While the fans don’t always match the stereotype of the manic-depressive man who lives and dies on everything Red Sox, no one tops the Sox faithful. However, the corporate crowd was bigger than I expected: sadly the true fan has been priced out. Nevertheless, I’ve never seem a ballpark filled so much an hour before game time and I’ve never seen a crowd cheer so loud when a 5-1 Red Sox deficit in the bottom of the ninth with 2 outs becomes a 5-2 deficit. I think the fact that New Fenway was never built is really the most poignant example of passion of the fans and the price they’re willing to pay. We don’t need me to tell you about the devotion of this fan base.
Ballpark Policies/Customer Service:
Thank you Fenway Park! The anti-Yankee Stadium. Want to wonder down behind home plate as late as 10 minutes before the game? No problem. I walked around the ballpark, and I didn’t see one ticket checked unless someone asked for help. We had loge box tickets behind home plate (not cheap seats) and there was a group of four that had to leave in the 2nd inning because people with tickets had arrived. I’m thinking their rationale is that the park is going to be full, so you’ll automatically get nabbed eventually. Makes sense to me! Extraordinarily refreshing. Now I assume if you’re obvious they’ll nab you.
Now despite this, do they know they’re stuff when asked? Hell ya! After observing many encounters, the ones in the seating bowl came off as nice and well trained. And you have to be to get this job, right?
For simply being Fenway Park, the facility with the most timeless atmosphere and the most history in sports
For the Green Monster
For Sweet Caroline
For unprecedented intimacy as previously outlined, partially facilitated by the lack of netting behind home plate
For a successful renovation, a renovation that didn’t take away from the classic feel
For keeping the classic ticket booths around inside the park and filling them with memorabilia
Let’s not overthink this one! Perhaps the most iconic element of any stadium in the world, the Green Monster is inextricably identified with Fenway Park. The venerable shade of swamp-like green evokes a certain timelessness of classic baseball. Attractive and distinctive, this shade of green looks faded, suggesting it’s been worn in like a comfortable old shoe. Simply inimitable.
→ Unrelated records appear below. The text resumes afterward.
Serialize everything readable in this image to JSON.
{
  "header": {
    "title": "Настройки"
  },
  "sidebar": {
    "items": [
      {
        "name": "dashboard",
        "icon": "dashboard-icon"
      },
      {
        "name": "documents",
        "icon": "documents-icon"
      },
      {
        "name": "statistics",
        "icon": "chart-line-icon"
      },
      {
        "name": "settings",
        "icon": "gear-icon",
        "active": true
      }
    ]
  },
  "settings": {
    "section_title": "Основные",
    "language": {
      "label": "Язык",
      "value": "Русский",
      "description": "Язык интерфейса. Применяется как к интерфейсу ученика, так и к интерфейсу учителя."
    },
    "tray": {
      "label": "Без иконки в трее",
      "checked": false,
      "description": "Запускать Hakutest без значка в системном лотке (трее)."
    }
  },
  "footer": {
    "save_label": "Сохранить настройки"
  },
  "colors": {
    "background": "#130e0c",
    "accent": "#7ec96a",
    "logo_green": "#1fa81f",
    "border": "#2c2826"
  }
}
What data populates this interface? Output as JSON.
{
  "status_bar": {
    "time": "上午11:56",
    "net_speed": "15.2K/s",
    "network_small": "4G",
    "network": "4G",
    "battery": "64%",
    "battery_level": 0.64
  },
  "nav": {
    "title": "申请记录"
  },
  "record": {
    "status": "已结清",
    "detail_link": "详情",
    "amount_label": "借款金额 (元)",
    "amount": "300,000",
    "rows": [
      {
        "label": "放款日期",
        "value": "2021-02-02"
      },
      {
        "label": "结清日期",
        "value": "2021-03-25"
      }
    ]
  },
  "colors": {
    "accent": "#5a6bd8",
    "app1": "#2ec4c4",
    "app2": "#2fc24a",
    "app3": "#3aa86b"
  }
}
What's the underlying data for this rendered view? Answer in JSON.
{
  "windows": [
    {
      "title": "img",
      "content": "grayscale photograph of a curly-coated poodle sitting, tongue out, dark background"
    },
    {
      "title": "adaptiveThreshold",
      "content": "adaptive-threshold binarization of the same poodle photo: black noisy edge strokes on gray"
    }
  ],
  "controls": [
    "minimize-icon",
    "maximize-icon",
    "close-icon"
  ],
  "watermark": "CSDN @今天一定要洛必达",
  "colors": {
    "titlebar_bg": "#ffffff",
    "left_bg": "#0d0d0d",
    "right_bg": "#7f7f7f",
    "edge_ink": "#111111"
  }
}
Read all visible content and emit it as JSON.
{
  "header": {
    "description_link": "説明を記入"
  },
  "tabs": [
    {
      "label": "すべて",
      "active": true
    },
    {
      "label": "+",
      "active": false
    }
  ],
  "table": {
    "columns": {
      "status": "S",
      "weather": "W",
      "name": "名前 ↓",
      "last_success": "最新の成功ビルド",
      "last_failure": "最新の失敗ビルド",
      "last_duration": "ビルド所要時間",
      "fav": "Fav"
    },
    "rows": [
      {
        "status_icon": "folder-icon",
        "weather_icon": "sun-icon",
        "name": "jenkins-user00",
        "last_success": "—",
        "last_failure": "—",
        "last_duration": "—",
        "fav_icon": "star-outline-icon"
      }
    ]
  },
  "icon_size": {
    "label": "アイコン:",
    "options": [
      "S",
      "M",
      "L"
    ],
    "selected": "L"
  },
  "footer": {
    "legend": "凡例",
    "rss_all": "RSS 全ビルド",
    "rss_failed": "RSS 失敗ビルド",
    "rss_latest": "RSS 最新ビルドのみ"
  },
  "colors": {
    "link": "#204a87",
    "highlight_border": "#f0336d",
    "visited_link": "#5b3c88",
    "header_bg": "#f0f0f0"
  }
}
Various Sightline Issues
Not only are Fenway’s seats and aisles tighter, but the sightlines are rife with poorly angled seats, overhang obstructions, and other quirks. Compared to Wrigley or any other park, (a) you’re more likely to be behind a support column at Fenway. (b) You’re more likely to have your view obstructed by the overhang due to the deeper lower bowl. (c) Your views aren’t properly oriented toward home plate from outfield sections 37-39. But most of all, (d) the seating geometry down the right field line is horrific, with 1000s of seats oriented past center field. Fans have to contort their neck a healthy 90 degrees to see the action, with the added insult of blinding sun in their face.